Judy Chicago, Rainbow Pickett, 1965 (recreated 2004), Latex paint on canvas-covered plywood, 118.8 x 118.8 x 132 inches, Courtesy of the artist

The artist created a remarkable body of work in Los Angeles and Fresno from 1965 – 72 that has been largely unseen for fifty years. The exhibition will feature paintings, drawings, sculpture, installations, and documentation of Chicago’s environmental and fireworks projects.

Chicago’s 1965 sculpture Rainbow Pickett was included in the legendary Primary Structures show at the Jewish Museum in New York in 1966, but the structure of the art world at the time made it difficult for a young woman to enter the art discourse. Partly in reaction to the challenge of getting her work to be taken seriously, she began her Feminist art project which changed the course of contemporary art. The impact of this project, and her immensely influential work, The Dinner Party, 1974-79, had the effect of partially eclipsing her earlier work. When several of her Los Angeles works were included in the Getty Foundation’s Pacific Standard Time exhibition program in 2011-12, it was a revelation. Since then, her Los Angeles and Fresno works have been shown at museums in Brooklyn, Nice, Chicago, and Miami, but the presentation at Jeffrey Deitch, Los Angeles will be the first time that the full body of work from this period will be presented.

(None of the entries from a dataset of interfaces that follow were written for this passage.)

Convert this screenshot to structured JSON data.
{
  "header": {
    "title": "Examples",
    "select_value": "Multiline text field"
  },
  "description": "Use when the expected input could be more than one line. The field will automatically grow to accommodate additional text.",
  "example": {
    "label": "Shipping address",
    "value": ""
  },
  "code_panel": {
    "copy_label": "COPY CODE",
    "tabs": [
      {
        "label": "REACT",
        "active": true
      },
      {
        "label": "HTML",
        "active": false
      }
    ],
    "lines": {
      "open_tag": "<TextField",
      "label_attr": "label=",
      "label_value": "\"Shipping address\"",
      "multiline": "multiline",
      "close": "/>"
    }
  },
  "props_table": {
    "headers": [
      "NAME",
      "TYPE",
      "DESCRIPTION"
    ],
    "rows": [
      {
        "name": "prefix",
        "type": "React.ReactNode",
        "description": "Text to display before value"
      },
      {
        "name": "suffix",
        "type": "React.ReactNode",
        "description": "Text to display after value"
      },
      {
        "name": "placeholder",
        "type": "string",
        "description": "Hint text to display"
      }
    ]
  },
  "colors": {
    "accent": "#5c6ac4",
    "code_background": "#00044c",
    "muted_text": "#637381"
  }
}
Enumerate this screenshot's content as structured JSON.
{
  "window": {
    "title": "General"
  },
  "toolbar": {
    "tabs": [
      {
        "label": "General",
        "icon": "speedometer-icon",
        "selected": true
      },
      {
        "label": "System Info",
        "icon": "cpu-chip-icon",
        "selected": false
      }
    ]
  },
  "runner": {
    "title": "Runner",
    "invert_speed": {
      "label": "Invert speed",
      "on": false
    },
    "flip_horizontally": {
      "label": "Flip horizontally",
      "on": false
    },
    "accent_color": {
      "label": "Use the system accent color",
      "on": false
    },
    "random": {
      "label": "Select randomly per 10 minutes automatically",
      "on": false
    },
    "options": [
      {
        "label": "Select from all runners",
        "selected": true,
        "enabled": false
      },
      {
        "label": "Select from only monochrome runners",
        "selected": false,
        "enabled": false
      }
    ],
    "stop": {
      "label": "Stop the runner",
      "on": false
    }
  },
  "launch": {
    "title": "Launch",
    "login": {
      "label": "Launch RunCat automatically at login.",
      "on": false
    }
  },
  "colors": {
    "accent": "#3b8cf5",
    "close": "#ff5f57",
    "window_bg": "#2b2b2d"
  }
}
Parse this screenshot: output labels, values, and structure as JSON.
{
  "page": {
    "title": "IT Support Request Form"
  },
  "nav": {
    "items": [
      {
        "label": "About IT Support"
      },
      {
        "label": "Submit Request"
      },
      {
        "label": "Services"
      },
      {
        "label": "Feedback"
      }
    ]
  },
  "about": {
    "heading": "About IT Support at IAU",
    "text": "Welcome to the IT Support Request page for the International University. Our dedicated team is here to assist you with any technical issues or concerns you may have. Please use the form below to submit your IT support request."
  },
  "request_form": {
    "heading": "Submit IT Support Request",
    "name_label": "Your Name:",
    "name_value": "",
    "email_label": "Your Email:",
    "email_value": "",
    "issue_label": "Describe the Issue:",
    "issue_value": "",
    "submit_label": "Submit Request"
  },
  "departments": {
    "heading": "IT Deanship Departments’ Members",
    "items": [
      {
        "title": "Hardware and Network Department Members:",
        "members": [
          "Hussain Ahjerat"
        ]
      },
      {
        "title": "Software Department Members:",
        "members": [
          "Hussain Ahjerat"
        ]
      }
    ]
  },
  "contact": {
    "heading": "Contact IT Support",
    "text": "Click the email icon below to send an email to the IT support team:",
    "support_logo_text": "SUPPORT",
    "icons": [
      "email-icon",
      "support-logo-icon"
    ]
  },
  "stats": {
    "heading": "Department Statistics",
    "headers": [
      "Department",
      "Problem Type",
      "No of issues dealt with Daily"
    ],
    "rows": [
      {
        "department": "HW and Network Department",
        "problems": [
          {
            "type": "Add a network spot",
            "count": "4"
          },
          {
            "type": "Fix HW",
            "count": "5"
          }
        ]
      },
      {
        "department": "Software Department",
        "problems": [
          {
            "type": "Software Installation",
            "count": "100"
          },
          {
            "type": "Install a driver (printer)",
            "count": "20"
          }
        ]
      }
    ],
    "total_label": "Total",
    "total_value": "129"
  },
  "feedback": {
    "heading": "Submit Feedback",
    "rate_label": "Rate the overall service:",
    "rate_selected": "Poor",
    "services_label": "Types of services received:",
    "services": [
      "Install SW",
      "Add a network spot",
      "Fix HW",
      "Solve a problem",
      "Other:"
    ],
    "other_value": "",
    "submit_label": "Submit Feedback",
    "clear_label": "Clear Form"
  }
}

In addition to her Lifesavers and Fan paintings and major sculptures including Rainbow Pickett, Trinity, and participatory works like 10 Part Cylinders, the exhibition will include a reinvisioning of the installation Feather Room, 1965, created in collaboration with Lloyd Hamrol and the late Eric Orr.

Judy Chicago (b. 1939, Chicago) is an artist, author of fourteen books, educator, and humanist whose work and life are models for an enlarged definition of art, an expanded role for the artist, and women’s rights to freedom of expression.

This exhibition produced in partnership with Salon 94, NY.

September 7 – November 2, 2019

What: Judy Chicago Los Angeles
Where: Jeffrey Deitch, 925 North Orange Drive, LA